Another peculiarity on the project was Bedford’s role as project manager for the trust while his firm was engaged on the design and was being paid by Laing O’Rourke. He says: “We had to satisfy the trust’s board that there was no clash of interests. I have an office next door to my co-director and head of the architectural team Gary Phillips, therefore the decision-making process could be speeded up considerably – but we had to prove that.”

Work on the 45-week contract started in late July 2003 and was completed on time, to budget and handed over to the trust with “virtually no defects”.

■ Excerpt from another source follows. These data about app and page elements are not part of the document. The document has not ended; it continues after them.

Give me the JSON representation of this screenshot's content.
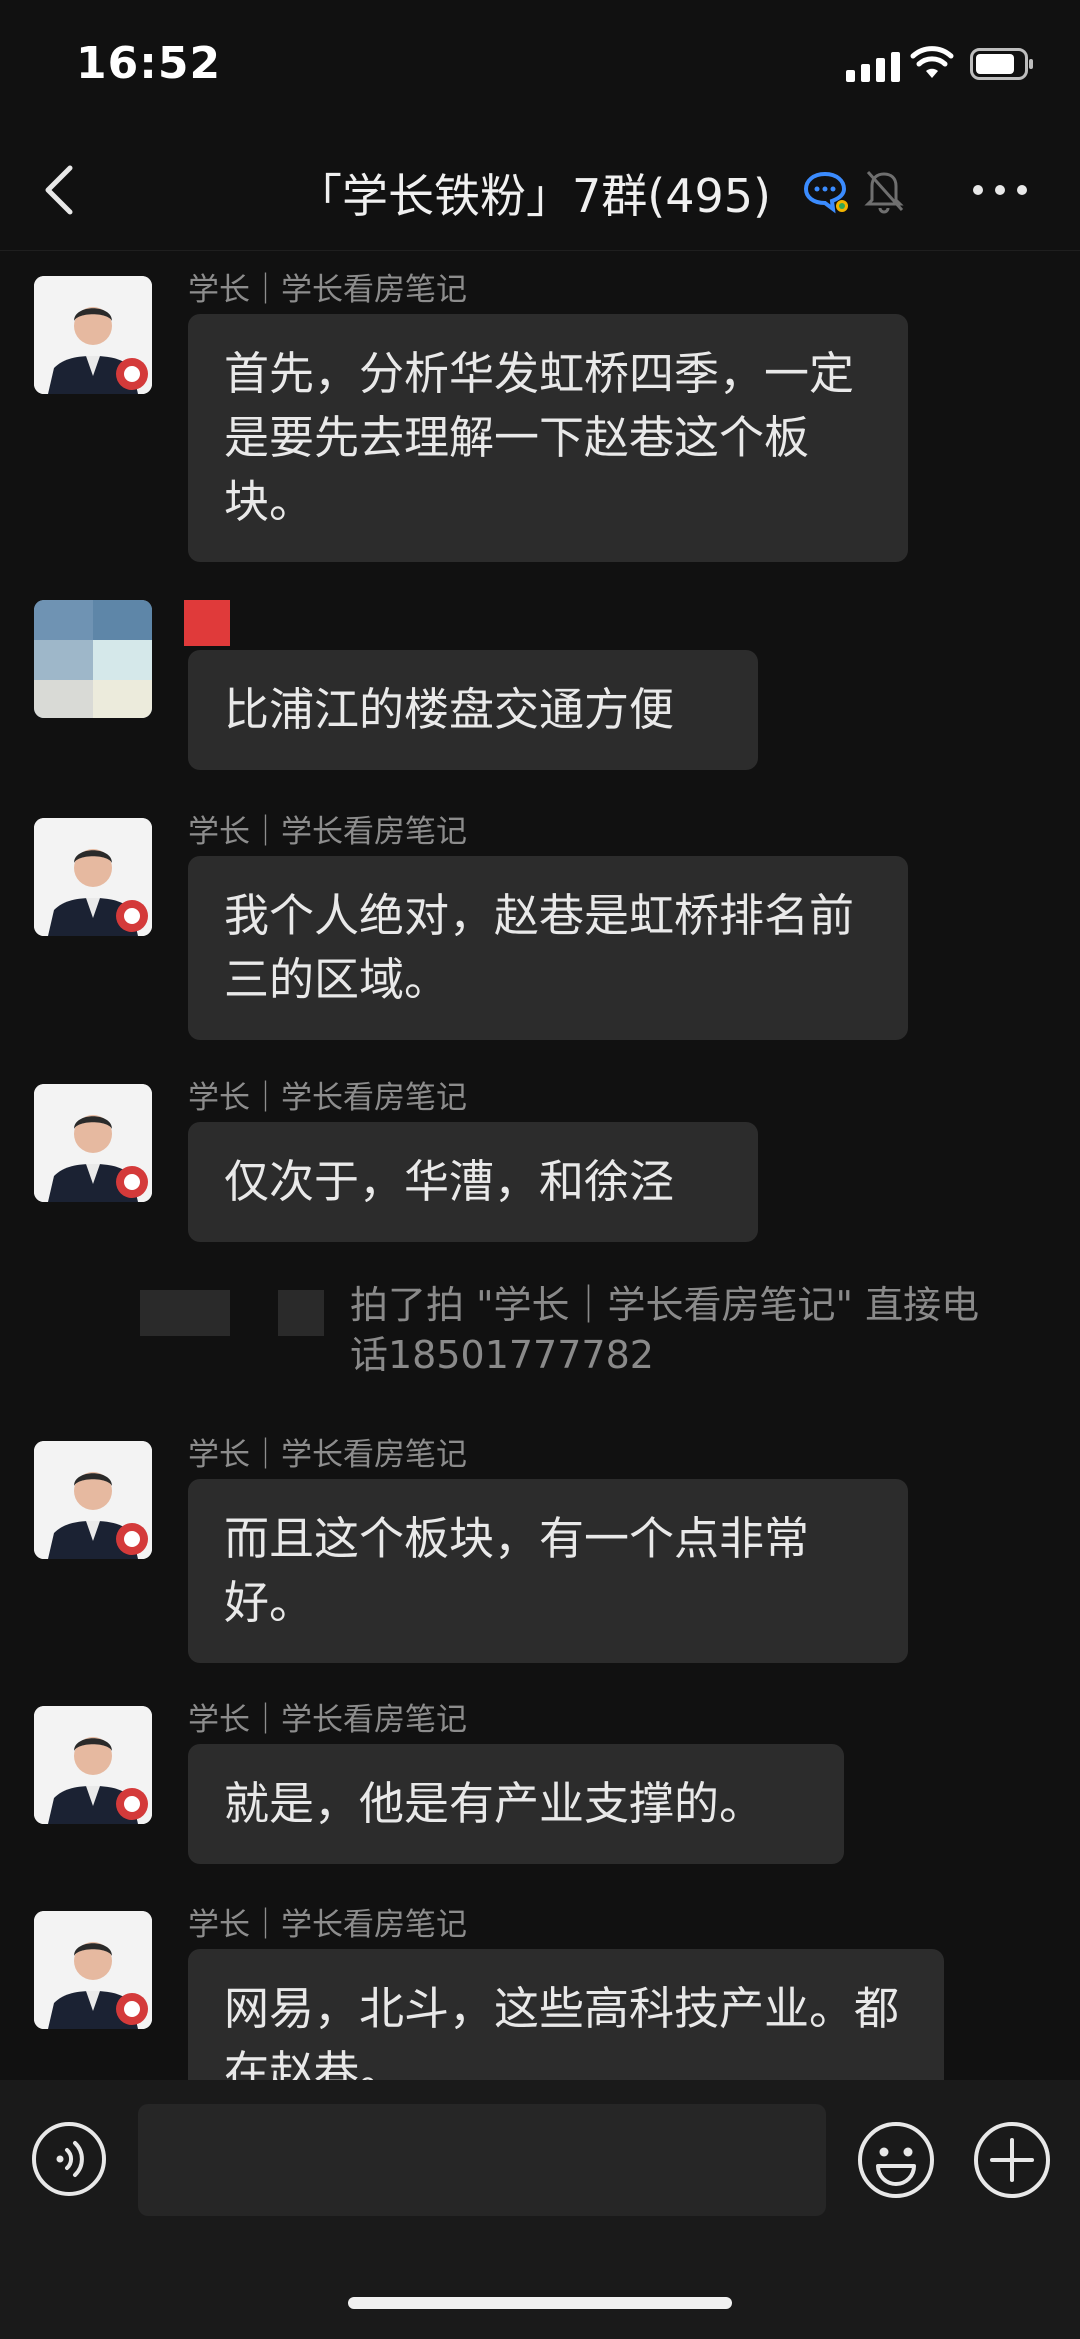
{
  "status": {
    "time": "16:52"
  },
  "nav": {
    "title": "「学长铁粉」7群(495)"
  },
  "messages": [
    {
      "sender": "学长｜学长看房笔记",
      "text": "首先，分析华发虹桥四季，一定是要先去理解一下赵巷这个板块。"
    },
    {
      "sender": "",
      "text": "比浦江的楼盘交通方便"
    },
    {
      "sender": "学长｜学长看房笔记",
      "text": "我个人绝对，赵巷是虹桥排名前三的区域。"
    },
    {
      "sender": "学长｜学长看房笔记",
      "text": "仅次于，华漕，和徐泾"
    },
    {
      "sender": "学长｜学长看房笔记",
      "text": "而且这个板块，有一个点非常好。"
    },
    {
      "sender": "学长｜学长看房笔记",
      "text": "就是，他是有产业支撑的。"
    },
    {
      "sender": "学长｜学长看房笔记",
      "text": "网易，北斗，这些高科技产业。都在赵巷。"
    }
  ],
  "system": {
    "text": "拍了拍 \"学长｜学长看房笔记\" 直接电话18501777782"
  },
  "input": {
    "placeholder": ""
  },
  "colors": {
    "background": "#111111",
    "bubble": "#2c2c2c",
    "input_bar": "#1a1a1a"
  }
}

A vital ingredient in the ProCure21 process is holding a post-contract evaluation meeting, where issues can be raised to help lift performance on subsequent schemes. Bedford says: “One of the things that came out of the meeting was the possibility that the next generation of ProCure21 contracts might benefit from having the cost consultant work not only as adviser to the client, but also commercially for the contractor. It would be paid a fee by both. As ProCure21 is truly open-book, I would like to see that happen, as there could be benefits all round.”

The final thoughts on the ProCure21 process come from O’Connell, who was a reluctant convert because of the time constraints in place at Oldbury. “The principle is very good. We had a very good team and there were no personal dynamics and people were prepared to go the extra mile to get the job done.”

Good news, then, for the industry and the healthcare sector – and bad luck to all those would-be claimants …

The vitals: Oldbury

Intermediate Care Centre, Oldbury, West Midlands
Oldbury & Smethwick NHS Trust
45 weeks
Principal supply chain partner
Laing O’Rourke
Architect, civil and structural engineer, planning supervisor
Roger P Dudley & Associates
Building services engineer
White Young Green with Thomas Vale
Client’s cost adviser
Holbrow Brooks & Partners
Thomas Vale